Each INSET would bring a new wave of ‘hot off the press’ ideas from a school recently inspected that we must  include in our lessons with the focus being  ‘because Ofsted like it’ not because it will help pupils make progress.  The issue with all this was that staff became afraid to take risks, to deviate from the now perceived norm style of teaching. We want our pupils to be independent but we were brain-washing our colleagues to teach like automatons when delivering, understandably leading to repetition in style of delivery and in some cases hindering progress.

In my opinion following a set of pre-detrmined sequences will never make you 'Outstanding' or more importantly help the learners make progress in line with their ability. Something had to change for us. What became apparent when I joined twitter a year ago was that this style of INSET was the case for some schools however other schools had/are doing it differently achieving fantastic results and this was our cue to change.

What changed for us this year? (no particular order)

  • Stopped referring to being ‘Outstanding’ instead focused on continual improvement.
  • Banned the word Ofsted from meetings and INSET.  We do things for the pupils and staff not Ofsted.
  • Introduced the 5 minute lesson plan (adapted from @teachertoolkit) which only needs completed if being observed by SLT  (we expect and trust everyone to plan their lesson but don't see the relevance of having to spend hours filling in lesson plans).
  • All staff have an extra non-contact period a week on their timetable to focus on T&L (discussion with coach, observation, learning walks, action research projects, Masters).
  • All staff have CPD review with SLT three times a year which looks at their development for progression.
  • All staff have a peer coach with areas for development of one matched against strengths of another to improve practice in this area. The coach changes 3 times a year.
  • All INSET delivered by experts in school (the teachers) on a carousal of sessions with staff selecting the ones they see most relevant to them.
  • All resources from INSET sessions shared with everyone as hard-copy and on intranet.
  • All staff will take-part in learning walks throughout the year looking at areas the need to develop.
  • Observations used for coaching purposes, not grading purposes.
  • School specific teaching handbook provided for all staff. Every staff member has contributed to what aspects they think improve a lesson. Under all these sections they list best practice and practical examples with links for all to share, this is continually added to by the staff.
  • Creation of two CPD areas in school for staff, one area for quiet work and the other area for collaboration.
  • T & L  (my best lesson) first item on every agenda.
  • No expectation to reply to emails during evenings or over holidays.
  • Common T & L target on appraisal.
Impact to date

Staff morale very high
Collegiate, collaborative ethos created and maintained
Improved progress in lesson
Reduction in behaviour issues
Attainment and Achievement higher (best results ever)
Parental engagement/input improved.

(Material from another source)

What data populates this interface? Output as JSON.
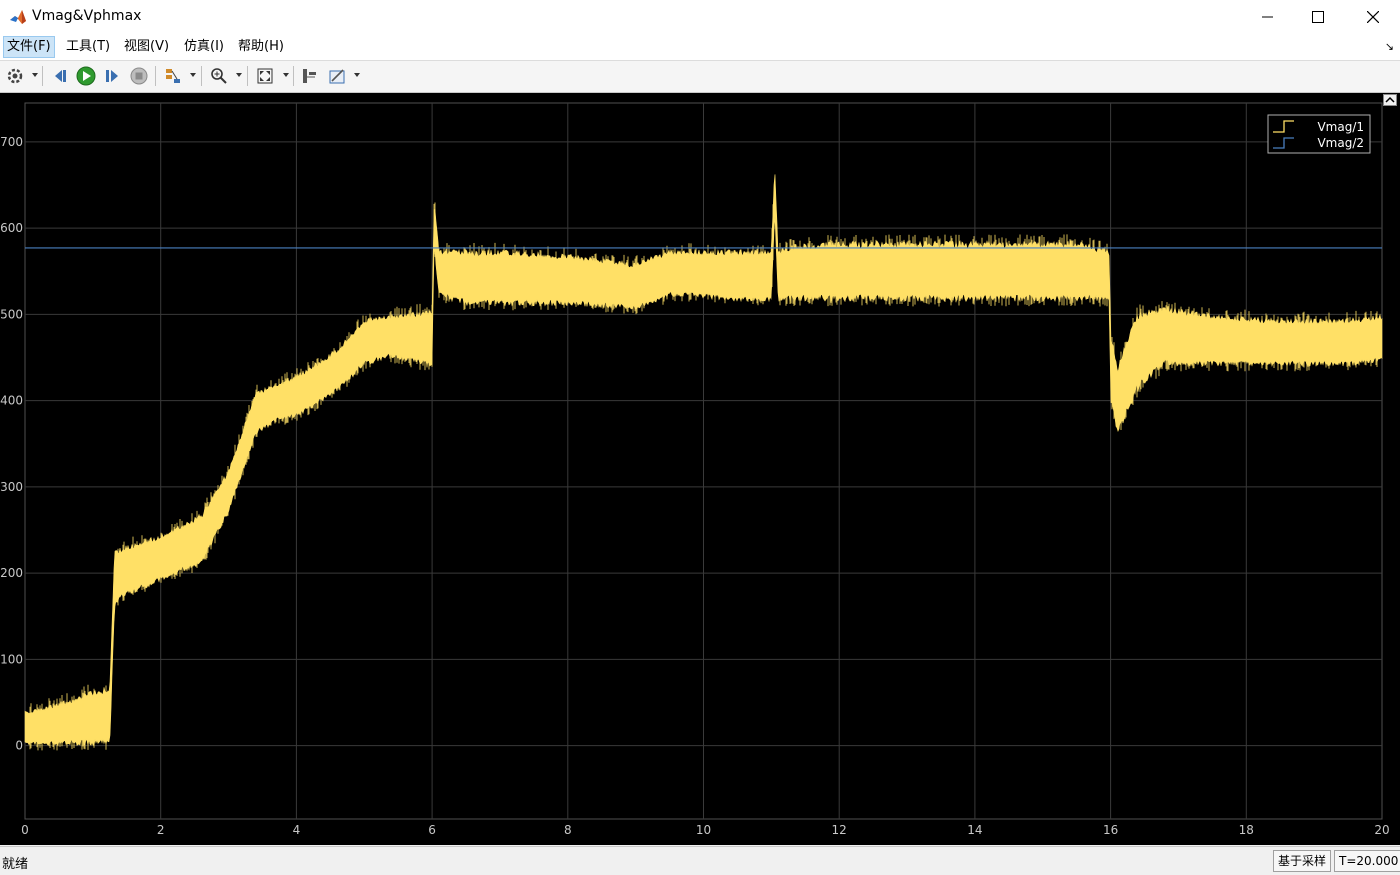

This is the start of the journey, it’s not meant to be a quick fix, it’s a long term culture shift which is working for us.   
It would be useful to hear of other ideas that we could incorporate to maintain our momentum.


  1. Great to see the 5Minute Lesson Plan being used in another school.

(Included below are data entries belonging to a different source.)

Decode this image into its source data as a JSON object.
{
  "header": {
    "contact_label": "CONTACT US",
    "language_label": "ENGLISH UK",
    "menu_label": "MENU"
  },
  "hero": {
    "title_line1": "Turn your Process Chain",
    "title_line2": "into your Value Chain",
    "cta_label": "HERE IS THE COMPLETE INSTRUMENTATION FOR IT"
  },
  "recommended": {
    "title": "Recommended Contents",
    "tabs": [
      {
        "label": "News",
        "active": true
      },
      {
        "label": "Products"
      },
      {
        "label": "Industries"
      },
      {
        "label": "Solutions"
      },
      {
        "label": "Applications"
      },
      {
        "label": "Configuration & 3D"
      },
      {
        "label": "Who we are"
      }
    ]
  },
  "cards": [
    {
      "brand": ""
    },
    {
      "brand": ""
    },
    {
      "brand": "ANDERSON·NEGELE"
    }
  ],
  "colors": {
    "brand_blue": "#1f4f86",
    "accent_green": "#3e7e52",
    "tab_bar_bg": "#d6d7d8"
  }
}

  2. Yes, would really recommend the 5 min lesson plan to any school, time saver and says to us teachers that 'we trust you'. Why spend hours writing out lesson plans when you have the lesson planned already, you are only doing for an observer, not to enhance the lesson. Time saved can be used to focus on developing T&L in school or maintaining a work-life balance. Rested teachers are more effective teacher.

  3. My lessons are an hour long how does that work?